Surfing: all the mysteries of wave riding unveiled

The history of surfing is very rich. There are multiple facts and figures surrounding the evolution of wave riding. Some are strange; others are deeply bizarre.

From the innovative surf gear to maritime science, surfing has been collecting stories, records and achievements. Did you know that...

1. The Hawaiian Islands are the most isolated archipelago on planet earth.
2. The windiest surf city in the world is Wellington, capital of New Zealand.
3. The tallest tsunami so far recorded was the 1958 Lituya Bay mega tsunami, which had a record height of 524 meters (1740 feet).
4. Polyurethane foam was created during the World War II as insulation for refrigerators and airplanes.
5. The first competition won by a thruster surfboard was the Bells Beach Classic, in 1981.
6. Mike Stewart was the first to surf Teahupoo in 1987.
7. Kelly Slater generally starts his day with hot water and lemon.
8. Swells were used by Polynesian navigators to maintain course when no other clues were available, like in foggy nights.
9. Tsunami waves can't be surfed because they're too fast and only made of whitewater.
10. Archimedes discovered the law of buoyancy that applies to the surfboard size charts.
11. Teahupoo, the world's heaviest wave, has claimed the lives of five surfers since 2000.
12. Surfing has been considered the 20th most dangerous sport in the world.
13. A trained surfer can hold his breath for about four minutes, while the static apnea record holder does it for more than 11 minutes.
14. The highest tides in the world can be found in Canada, at the Bay of Fundy. Sometimes the difference between high and low tide is 16.3 meters (53.5 feet).
15. "Hawaiian Holiday" is the first animated short surf movie, released in 1937 by Walt Disney.
16. Mark Foo, the big wave surfer who lost his life at Mavericks, had a passion for martial arts.
17. Surf wax was first applied to a surfboard by Alfred Gallant Jr., a surfer from Los Angeles, in 1935, after observing the effect of liquid wax on the floors of his home.
18. There's a formula to calculate the number of waves you have surfed in your life.
19. Pat O'Neill, son of wetsuit inventor Jack O'Neill, is responsible for spreading the surf leash, in the early 1970s.
20 Tom Morey, inventor of modern bodyboarding, created the rolling skeg for surfboards.
21. Edward, Prince of Wales, surfed waves in Hawaii, back in 1920.
22. Phil Edwards is the first surfer of Pipeline.
23. Cymophobia is the fear of waves.
24. Agatha Christie, famous British crime writer, surfed waves in 1924.
25. The longest wave in the world is considered to be Chicama, in Chile, where Cristobal de Col pulled 34 maneuvers in one single ride.
26. Surfers only spend 8% of the time riding waves.
27. Three thousands hours of cold water surfing are enough to develop surfer's ear.
28. Shaka was a kids' sign communicate that the way was clear to jumped into trains because the security guard, who had lost three middle fingers, was inattentive.
29. The Hawaiian Scale and the Bascom Method are the most popular methods of measuring wave height.
30. Lance Armstrong has learned how to surf in Tenerife, Canary Islands.
31. Brian Wilson, the master behind The Beach Boy, was once arrested for failing to surf.
32. Injuries affect one in three surfers.
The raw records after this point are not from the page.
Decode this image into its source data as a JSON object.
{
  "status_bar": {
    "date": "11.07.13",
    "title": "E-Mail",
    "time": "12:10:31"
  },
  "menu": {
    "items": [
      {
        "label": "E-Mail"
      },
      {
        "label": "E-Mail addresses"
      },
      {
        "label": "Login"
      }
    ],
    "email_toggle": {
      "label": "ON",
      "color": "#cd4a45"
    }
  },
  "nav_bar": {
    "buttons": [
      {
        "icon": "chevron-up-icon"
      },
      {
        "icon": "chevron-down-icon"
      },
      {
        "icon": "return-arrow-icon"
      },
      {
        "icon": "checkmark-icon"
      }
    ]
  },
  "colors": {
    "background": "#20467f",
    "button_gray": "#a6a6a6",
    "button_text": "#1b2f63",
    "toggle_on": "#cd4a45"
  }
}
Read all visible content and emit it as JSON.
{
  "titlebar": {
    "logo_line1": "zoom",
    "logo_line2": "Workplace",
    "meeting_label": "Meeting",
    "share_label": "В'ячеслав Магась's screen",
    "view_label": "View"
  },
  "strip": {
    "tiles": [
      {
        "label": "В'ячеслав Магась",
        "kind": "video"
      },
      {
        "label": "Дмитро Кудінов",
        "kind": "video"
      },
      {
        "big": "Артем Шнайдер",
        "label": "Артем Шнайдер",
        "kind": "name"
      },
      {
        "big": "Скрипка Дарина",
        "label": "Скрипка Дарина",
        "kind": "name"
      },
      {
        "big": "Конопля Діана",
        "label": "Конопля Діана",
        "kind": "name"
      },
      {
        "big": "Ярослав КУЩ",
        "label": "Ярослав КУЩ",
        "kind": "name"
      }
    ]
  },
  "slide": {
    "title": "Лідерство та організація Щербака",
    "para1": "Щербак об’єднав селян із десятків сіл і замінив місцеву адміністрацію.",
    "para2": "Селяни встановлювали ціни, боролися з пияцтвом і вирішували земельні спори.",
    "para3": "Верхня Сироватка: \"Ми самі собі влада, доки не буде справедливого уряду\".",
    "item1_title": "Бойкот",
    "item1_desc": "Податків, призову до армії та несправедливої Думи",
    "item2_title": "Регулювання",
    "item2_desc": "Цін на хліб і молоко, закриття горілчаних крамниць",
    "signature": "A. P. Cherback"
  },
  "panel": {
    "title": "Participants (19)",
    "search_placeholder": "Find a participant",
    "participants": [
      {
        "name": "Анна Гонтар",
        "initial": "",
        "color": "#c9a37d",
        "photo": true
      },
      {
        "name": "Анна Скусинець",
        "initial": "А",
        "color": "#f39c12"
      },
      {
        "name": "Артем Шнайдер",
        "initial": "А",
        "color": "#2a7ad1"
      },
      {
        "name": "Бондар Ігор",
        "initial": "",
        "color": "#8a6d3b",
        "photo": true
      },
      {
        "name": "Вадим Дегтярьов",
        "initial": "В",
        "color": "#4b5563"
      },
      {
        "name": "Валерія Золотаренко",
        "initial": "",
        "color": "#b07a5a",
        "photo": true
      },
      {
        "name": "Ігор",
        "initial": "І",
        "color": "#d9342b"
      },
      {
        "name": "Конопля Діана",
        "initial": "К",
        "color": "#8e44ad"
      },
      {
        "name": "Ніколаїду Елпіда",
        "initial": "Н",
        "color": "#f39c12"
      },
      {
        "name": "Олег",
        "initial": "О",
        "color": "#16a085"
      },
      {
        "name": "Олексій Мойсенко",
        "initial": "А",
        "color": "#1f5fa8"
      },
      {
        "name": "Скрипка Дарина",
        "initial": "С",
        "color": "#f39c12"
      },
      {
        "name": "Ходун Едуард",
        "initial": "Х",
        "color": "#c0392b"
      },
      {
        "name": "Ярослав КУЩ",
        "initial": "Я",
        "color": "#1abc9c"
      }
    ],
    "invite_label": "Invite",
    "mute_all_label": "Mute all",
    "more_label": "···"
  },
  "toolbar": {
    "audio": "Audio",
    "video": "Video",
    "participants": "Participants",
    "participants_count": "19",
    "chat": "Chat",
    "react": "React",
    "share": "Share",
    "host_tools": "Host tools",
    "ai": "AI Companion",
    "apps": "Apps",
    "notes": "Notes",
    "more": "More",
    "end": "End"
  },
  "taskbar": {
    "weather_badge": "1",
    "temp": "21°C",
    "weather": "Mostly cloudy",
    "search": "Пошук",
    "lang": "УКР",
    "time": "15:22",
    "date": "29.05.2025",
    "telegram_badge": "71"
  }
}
Have you got nice ideas for this list?
Send us your surf knowledge to editor [at] surfertoday.com